Well-known Duluth businessman and Grandma's Restaurant co-founder Michael "Mick" Paulucci died Saturday at his home in Las Vegas. He was 71 years old.
Paulucci, son of the late frozen-food magnate Jeno Paulucci, grew up splitting his time between Duluth and Florida with his parents and two sisters. He served as vice president in many of his father's businesses throughout his life. He met longtime business partner Andy Borg, discovered they both had practical business experience and decided to venture into the restaurant business together.
Paulucci co-founded Grandma's Restaurant Co. with Borg in 1976 in Canal Park. At the time, the area was primarily an industrial waterfront area with bars, heavy manufacturing, warehouses and wholesalers. The original restaurant, formerly the Sand Bar on South Lake Avenue, was across the street from Jeno's frozen-food production warehouse.
Steve Greenfield started at the restaurant as a busboy in 1976 and later became an advertising director for the company. He credits Grandma's and the other businesses founded by Paulucci and Borg for Canal Park's transformation.
"You used to pass by scrapyards and industrial buildings before you landed at the oasis that was Grandma's Restaurant at the end," Greenfield said. "And it slowly started to change into what it is today thanks to Mick and Andy's work."
Within a year of founding the first restaurant, Grandma's became a major sponsor of a new marathon which adopted its name thanks to a donation of $600.

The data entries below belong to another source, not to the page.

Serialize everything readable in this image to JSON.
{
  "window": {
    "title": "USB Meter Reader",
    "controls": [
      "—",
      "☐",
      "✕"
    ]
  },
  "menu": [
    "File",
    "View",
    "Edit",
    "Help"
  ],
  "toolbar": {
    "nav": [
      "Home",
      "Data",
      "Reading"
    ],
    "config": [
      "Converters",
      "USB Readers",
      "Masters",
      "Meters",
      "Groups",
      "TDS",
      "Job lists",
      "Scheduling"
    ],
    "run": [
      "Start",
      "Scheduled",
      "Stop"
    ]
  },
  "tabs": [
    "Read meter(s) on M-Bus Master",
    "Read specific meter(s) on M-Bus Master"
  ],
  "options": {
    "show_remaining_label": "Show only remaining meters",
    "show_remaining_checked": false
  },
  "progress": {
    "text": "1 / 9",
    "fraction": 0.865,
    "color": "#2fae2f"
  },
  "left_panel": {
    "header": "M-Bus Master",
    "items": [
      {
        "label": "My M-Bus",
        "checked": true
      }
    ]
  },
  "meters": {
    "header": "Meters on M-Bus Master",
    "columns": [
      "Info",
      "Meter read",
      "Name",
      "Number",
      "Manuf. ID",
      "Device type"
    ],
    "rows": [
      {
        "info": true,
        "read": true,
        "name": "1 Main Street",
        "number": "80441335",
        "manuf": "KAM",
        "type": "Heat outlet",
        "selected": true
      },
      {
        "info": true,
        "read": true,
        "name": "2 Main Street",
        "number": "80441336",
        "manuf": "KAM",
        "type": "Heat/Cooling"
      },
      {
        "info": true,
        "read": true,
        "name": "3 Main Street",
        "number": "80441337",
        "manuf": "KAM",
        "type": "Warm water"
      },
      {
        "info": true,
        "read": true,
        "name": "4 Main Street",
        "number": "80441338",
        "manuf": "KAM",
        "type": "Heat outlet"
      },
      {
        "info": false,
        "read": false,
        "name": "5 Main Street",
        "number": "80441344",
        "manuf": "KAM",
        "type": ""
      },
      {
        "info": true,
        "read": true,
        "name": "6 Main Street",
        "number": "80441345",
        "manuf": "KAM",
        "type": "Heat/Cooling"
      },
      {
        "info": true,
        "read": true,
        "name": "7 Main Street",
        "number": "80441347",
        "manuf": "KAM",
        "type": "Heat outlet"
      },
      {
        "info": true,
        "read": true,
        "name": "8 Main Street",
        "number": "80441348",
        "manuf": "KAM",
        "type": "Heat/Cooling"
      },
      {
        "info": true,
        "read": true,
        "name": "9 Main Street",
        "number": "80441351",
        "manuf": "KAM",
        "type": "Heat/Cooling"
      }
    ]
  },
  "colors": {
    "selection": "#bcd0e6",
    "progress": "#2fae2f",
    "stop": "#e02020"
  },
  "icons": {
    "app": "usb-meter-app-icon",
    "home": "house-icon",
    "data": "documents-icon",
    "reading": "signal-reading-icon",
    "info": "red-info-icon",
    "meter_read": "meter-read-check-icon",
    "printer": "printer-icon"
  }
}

The business partners founded more restaurants, including Little Angie's Cantina, named after Paulucci's 11-year-old daughter; Bellisio's Italian Restaurant and Wine Bar, named for Paulucci's grandmother's hometown in Italy; and Grandma's Sports Garden. Grandma's Saloon and Grill now has three locations: Canal Park and Miller Hill in Duluth as well as a restaurant in Virginia. The company celebrated its 40th anniversary in 2016.
"He'll be remembered for the many, many opportunities he created for countless people over the years," Grandma's general manager Brian Daugherty said. "I've been receiving messages from people throughout the day saying how they learned so much about hospitality in working for this company and how thankful they were to him."
Paulucci sold his holdings in the company to Borg in 2014, according to a News Tribune report at the time. He cited wanting to "spend more time with his wife and family."
Personally, Paulucci was known for "being a very generous soul," long-time friend Louis Kemp said. He met Paulucci in 1966 as they were both driving convertible Jaguar XKEs on Arrowhead Road.
"I'd never seen another car like mine in Duluth, so I had to slow down when I saw him coming," Kemp said. "We rolled down our windows to talk to each other. Jeno had bought him that car as a graduation present and he was amazed to see another like it in Duluth, too."
The two reconnected shortly after at the Flame restaurant and became fast friends and business partners in Kemp's Alaska-based crab and seafood company.
"He was the kind of friend who would do anything for you. He was very loyal that way," Kemp said. "If he was your enemy, watch out. He was a little like Jeno that way; they both made very formidable adversaries."
Paulucci and Kemp traveled the world together in Jeno's private jet and stayed in touch all their lives. Kemp had just visited Paulucci in Las Vegas about six months before he died. Both were godfathers to each others' children and Kemp served as best man in two of Paulucci's four weddings.
"By the third one, he said, 'You're bad luck, I'm not having you.' I said I didn't blame him," Kemp said. "He was funny like that, with an incredible sense of humor."
Paulucci was married four times and raised two children, Angela and Jeno.
When Paulucci's parents, Jeno and Lois Paulucci, died in 2011, the family found itself in a long-lasting feud over the family fortune. A settlement was finally agreed to in 2019 which was reported by the News Tribune to have "closed the book on at least three dozen lawsuits and covered the fate of millions of dollars held in trusts, allegations of undue influence and other wrongdoing and even who gets possession of a handmade quilt and a painting."
The settlement also solidified a rift between the three descendants, Michael, Cynthia and Gina, with the former two agreeing to not contact the latter.
In September 2019, Paulucci published a memoir, "Wild Vagabond," detailing his adventures from his lifetime, his at times volatile relationship with his father and other family members and ex-wives.